- **Requirement**: Every record below should be printed exactly, except for the pictures.

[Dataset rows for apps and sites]
◆ ◆ ◆ ◆
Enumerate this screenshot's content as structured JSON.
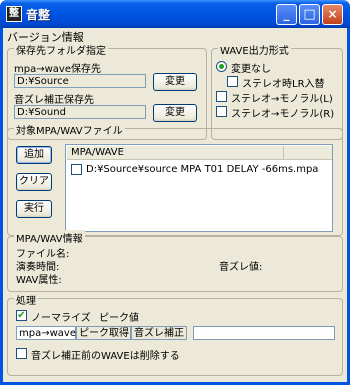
{
  "window": {
    "title": "音整",
    "icon_text": "整",
    "minimize_glyph": "_",
    "maximize_glyph": "□",
    "close_glyph": "×"
  },
  "menu": {
    "version_info": "バージョン情報"
  },
  "save_folder": {
    "group_label": "保存先フォルダ指定",
    "mpa_wave_label": "mpa→wave保存先",
    "mpa_wave_value": "D:¥Source",
    "sync_label": "音ズレ補正保存先",
    "sync_value": "D:¥Sound",
    "change_label": "変更"
  },
  "wave_output": {
    "group_label": "WAVE出力形式",
    "options": {
      "no_change": "変更なし",
      "swap_lr": "ステレオ時LR入替",
      "to_mono_l": "ステレオ→モノラル(L)",
      "to_mono_r": "ステレオ→モノラル(R)"
    }
  },
  "files": {
    "group_label": "対象MPA/WAVファイル",
    "add_label": "追加",
    "clear_label": "クリア",
    "run_label": "実行",
    "column_header": "MPA/WAVE",
    "rows": [
      "D:¥Source¥source MPA T01 DELAY -66ms.mpa"
    ]
  },
  "info": {
    "group_label": "MPA/WAV情報",
    "file_name_label": "ファイル名:",
    "play_time_label": "演奏時間:",
    "sync_gap_label": "音ズレ値:",
    "wav_attr_label": "WAV属性:"
  },
  "process": {
    "group_label": "処理",
    "normalize_label": "ノーマライズ",
    "peak_label": "ピーク値",
    "status_mpa_wave": "mpa→wave",
    "status_peak": "ピーク取得",
    "status_sync": "音ズレ補正",
    "delete_label": "音ズレ補正前のWAVEは削除する"
  }
}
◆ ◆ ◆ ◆
- **Written response**:
Enumerate this screenshot's content as structured JSON.
{
  "window": {
    "title": "音整",
    "icon_text": "整",
    "minimize_glyph": "_",
    "maximize_glyph": "□",
    "close_glyph": "×"
  },
  "menu": {
    "version_info": "バージョン情報"
  },
  "save_folder": {
    "group_label": "保存先フォルダ指定",
    "mpa_wave_label": "mpa→wave保存先",
    "mpa_wave_value": "D:¥Source",
    "sync_label": "音ズレ補正保存先",
    "sync_value": "D:¥Sound",
    "change_label": "変更"
  },
  "wave_output": {
    "group_label": "WAVE出力形式",
    "options": {
      "no_change": "変更なし",
      "swap_lr": "ステレオ時LR入替",
      "to_mono_l": "ステレオ→モノラル(L)",
      "to_mono_r": "ステレオ→モノラル(R)"
    }
  },
  "files": {
    "group_label": "対象MPA/WAVファイル",
    "add_label": "追加",
    "clear_label": "クリア",
    "run_label": "実行",
    "column_header": "MPA/WAVE",
    "rows": [
      "D:¥Source¥source MPA T01 DELAY -66ms.mpa"
    ]
  },
  "info": {
    "group_label": "MPA/WAV情報",
    "file_name_label": "ファイル名:",
    "play_time_label": "演奏時間:",
    "sync_gap_label": "音ズレ値:",
    "wav_attr_label": "WAV属性:"
  },
  "process": {
    "group_label": "処理",
    "normalize_label": "ノーマライズ",
    "peak_label": "ピーク値",
    "status_mpa_wave": "mpa→wave",
    "status_peak": "ピーク取得",
    "status_sync": "音ズレ補正",
    "delete_label": "音ズレ補正前のWAVEは削除する"
  }
}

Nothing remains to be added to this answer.